Dr. Catherine Klapperich is the Founding Director of the Precision Diagnostics Center at Boston University. Dr. Klapperich will discuss engineering lab on a chip diagnostic tests for use in low resource settings and at the point of care. Current projects are focused on one time use and wearable microfluidic and paper fluidic diagnostics that incorporate on-board sample preparation to enable molecular testing. She works in the areas of women's health, infectious disease diagnostics, drug adherence, and continuous physiological monitoring.
DNA FOR DIGITAL DATA STORAGE
Twist Bioscience, USA
The recent explosion of digital data generation has spawned broad interest in new more efficient ways of storing digital information. One promising method is to encode digital information into Nature's Storage Media, DNA. Using DNA as a digital storage media was anticipated 60 years ago in Feynman's famous paper. Since that prophetic work, techniques to artificially synthesize DNA have been developed to a point where we can demonstrate utility and identify technology gaps. We will discuss the gaps that need to be addressed to make DNA the choice for future large-scale data storage.
ELECTRONIC SKINS FOR ROBOTICS AND WEARABLES
University of Tokyo, JAPAN
The human skin is a large-area, multi-point, multi-modal, stretchable sensor, which has inspired the development of an electronic skin for robots to simultaneously detect pressure and thermal distributions. By improving its conformability, the application of electronic skin has expanded from robots to human body such that an ultrathin semiconductor membrane can be directly laminated onto the skin. Such intimate and conformal integration of electronics with the human skin, namely, smart skin, allows for the continuous monitoring of health conditions. The ultimate goal of the smart skin is to non-invasively measure human activities under natural conditions, which would enable electronic skins and the human skin to interactively reinforce each other. In this talk, I will review recent progresses of stretchable thin-film electronics for applications to robotics and wearables. Furthermore, the issues and the future prospect of smart skins will be addressed.
3D LASER NANOPRINTING
Karlsruhe Institute of Technology (KIT), GERMANY

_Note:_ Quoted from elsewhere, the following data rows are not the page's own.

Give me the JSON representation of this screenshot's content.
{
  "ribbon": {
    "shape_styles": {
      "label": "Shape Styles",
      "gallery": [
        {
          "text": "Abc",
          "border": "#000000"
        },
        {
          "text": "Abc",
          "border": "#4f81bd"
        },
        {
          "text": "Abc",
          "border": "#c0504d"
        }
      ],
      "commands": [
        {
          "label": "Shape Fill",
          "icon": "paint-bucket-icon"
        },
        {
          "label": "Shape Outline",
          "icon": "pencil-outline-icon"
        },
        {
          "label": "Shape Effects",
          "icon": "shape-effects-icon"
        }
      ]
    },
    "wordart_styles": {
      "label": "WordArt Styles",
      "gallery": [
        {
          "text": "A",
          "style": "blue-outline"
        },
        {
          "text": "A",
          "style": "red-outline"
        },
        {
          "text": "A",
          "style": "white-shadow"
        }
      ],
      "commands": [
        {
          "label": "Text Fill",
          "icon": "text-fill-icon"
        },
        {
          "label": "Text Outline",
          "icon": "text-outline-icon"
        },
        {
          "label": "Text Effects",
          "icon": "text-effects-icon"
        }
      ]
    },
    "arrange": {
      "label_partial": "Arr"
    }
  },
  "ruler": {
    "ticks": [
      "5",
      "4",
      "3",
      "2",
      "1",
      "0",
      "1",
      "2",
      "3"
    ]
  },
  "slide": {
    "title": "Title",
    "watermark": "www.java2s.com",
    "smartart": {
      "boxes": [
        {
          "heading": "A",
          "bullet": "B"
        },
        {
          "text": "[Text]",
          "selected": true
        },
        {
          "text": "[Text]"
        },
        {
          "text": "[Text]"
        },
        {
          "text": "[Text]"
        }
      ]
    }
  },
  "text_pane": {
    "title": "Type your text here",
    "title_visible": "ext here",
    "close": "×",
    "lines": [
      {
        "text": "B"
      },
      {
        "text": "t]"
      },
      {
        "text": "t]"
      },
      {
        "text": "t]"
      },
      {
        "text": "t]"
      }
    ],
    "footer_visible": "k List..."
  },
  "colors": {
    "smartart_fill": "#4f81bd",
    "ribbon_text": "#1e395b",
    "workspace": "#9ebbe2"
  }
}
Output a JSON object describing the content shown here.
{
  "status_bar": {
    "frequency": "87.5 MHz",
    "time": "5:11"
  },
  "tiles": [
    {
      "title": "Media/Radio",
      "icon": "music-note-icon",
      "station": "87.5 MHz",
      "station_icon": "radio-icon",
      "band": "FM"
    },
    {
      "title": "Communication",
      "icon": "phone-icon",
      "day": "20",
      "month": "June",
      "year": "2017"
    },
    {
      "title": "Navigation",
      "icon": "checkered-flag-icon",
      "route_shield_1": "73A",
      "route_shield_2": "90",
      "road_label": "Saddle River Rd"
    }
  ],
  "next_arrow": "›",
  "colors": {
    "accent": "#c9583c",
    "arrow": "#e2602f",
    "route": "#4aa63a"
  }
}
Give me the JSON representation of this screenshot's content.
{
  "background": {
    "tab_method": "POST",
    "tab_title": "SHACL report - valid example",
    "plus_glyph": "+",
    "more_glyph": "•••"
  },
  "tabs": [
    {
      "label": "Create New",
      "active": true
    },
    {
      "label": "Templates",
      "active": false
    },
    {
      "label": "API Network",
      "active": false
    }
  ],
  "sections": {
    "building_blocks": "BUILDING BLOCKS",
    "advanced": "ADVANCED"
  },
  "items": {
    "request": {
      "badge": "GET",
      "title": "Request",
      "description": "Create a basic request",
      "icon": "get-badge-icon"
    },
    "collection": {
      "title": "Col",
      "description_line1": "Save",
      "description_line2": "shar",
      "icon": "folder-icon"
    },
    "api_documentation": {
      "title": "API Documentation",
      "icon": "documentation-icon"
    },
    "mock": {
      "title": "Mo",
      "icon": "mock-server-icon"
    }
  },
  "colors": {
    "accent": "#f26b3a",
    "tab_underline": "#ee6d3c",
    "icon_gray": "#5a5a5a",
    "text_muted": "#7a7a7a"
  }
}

In this talk, I will give an introduction into laser based 3D printing on the micro- and nanoscale, describe the state-of-the-art, and compare it to other 3D additive manufacturing approaches. I will emphasize two future challenges: (i) Scalable and faster 3D printing and (ii) multi-material 3D printing, including "4D" architectures. Application examples include micro-optical components, metamaterials, scaffolds for biological cell culture, and 3D fluorescent security features.